++++ DATA SECTION
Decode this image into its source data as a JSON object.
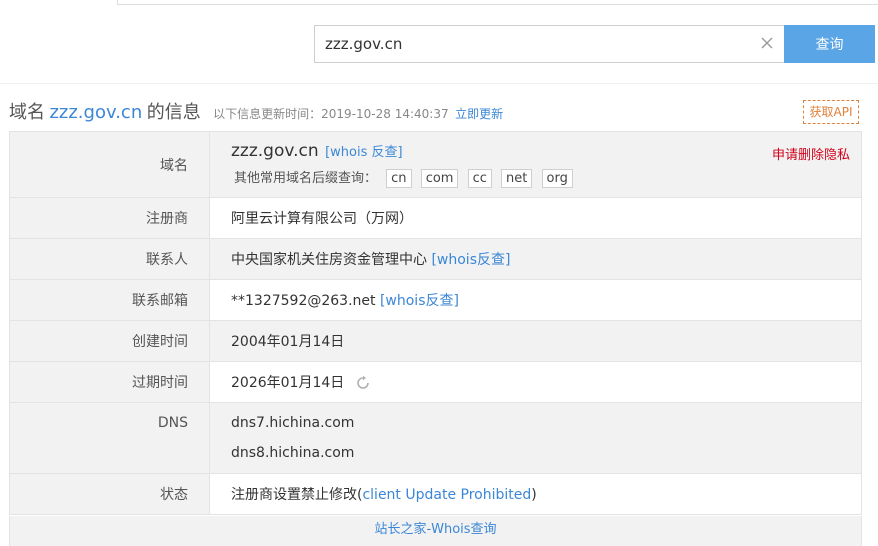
{
  "search": {
    "value": "zzz.gov.cn",
    "button_label": "查询"
  },
  "title": {
    "prefix": "域名",
    "domain": "zzz.gov.cn",
    "suffix": "的信息",
    "update_text": "以下信息更新时间：2019-10-28 14:40:37",
    "refresh_label": "立即更新",
    "api_label": "获取API"
  },
  "domain_row": {
    "label": "域名",
    "name": "zzz.gov.cn",
    "whois_link": "[whois 反查]",
    "privacy_link": "申请删除隐私",
    "suffix_prompt": "其他常用域名后缀查询：",
    "suffixes": [
      "cn",
      "com",
      "cc",
      "net",
      "org"
    ]
  },
  "rows": {
    "registrar": {
      "label": "注册商",
      "value": "阿里云计算有限公司（万网）"
    },
    "contact": {
      "label": "联系人",
      "value": "中央国家机关住房资金管理中心",
      "link": "[whois反查]"
    },
    "email": {
      "label": "联系邮箱",
      "value": "**1327592@263.net",
      "link": "[whois反查]"
    },
    "created": {
      "label": "创建时间",
      "value": "2004年01月14日"
    },
    "expires": {
      "label": "过期时间",
      "value": "2026年01月14日"
    },
    "dns": {
      "label": "DNS",
      "values": [
        "dns7.hichina.com",
        "dns8.hichina.com"
      ]
    },
    "status": {
      "label": "状态",
      "value_prefix": "注册商设置禁止修改(",
      "value_link": "client Update Prohibited",
      "value_suffix": ")"
    }
  },
  "footer": {
    "link": "站长之家-Whois查询"
  },
  "colors": {
    "accent": "#3b87d6",
    "button": "#5aa5e6",
    "warning": "#d0021b",
    "api": "#e0823a",
    "row_gray": "#f2f2f2"
  }
}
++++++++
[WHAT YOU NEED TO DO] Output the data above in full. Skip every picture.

[THE ANSWER]
Decode this image into its source data as a JSON object.
{
  "search": {
    "value": "zzz.gov.cn",
    "button_label": "查询"
  },
  "title": {
    "prefix": "域名",
    "domain": "zzz.gov.cn",
    "suffix": "的信息",
    "update_text": "以下信息更新时间：2019-10-28 14:40:37",
    "refresh_label": "立即更新",
    "api_label": "获取API"
  },
  "domain_row": {
    "label": "域名",
    "name": "zzz.gov.cn",
    "whois_link": "[whois 反查]",
    "privacy_link": "申请删除隐私",
    "suffix_prompt": "其他常用域名后缀查询：",
    "suffixes": [
      "cn",
      "com",
      "cc",
      "net",
      "org"
    ]
  },
  "rows": {
    "registrar": {
      "label": "注册商",
      "value": "阿里云计算有限公司（万网）"
    },
    "contact": {
      "label": "联系人",
      "value": "中央国家机关住房资金管理中心",
      "link": "[whois反查]"
    },
    "email": {
      "label": "联系邮箱",
      "value": "**1327592@263.net",
      "link": "[whois反查]"
    },
    "created": {
      "label": "创建时间",
      "value": "2004年01月14日"
    },
    "expires": {
      "label": "过期时间",
      "value": "2026年01月14日"
    },
    "dns": {
      "label": "DNS",
      "values": [
        "dns7.hichina.com",
        "dns8.hichina.com"
      ]
    },
    "status": {
      "label": "状态",
      "value_prefix": "注册商设置禁止修改(",
      "value_link": "client Update Prohibited",
      "value_suffix": ")"
    }
  },
  "footer": {
    "link": "站长之家-Whois查询"
  },
  "colors": {
    "accent": "#3b87d6",
    "button": "#5aa5e6",
    "warning": "#d0021b",
    "api": "#e0823a",
    "row_gray": "#f2f2f2"
  }
}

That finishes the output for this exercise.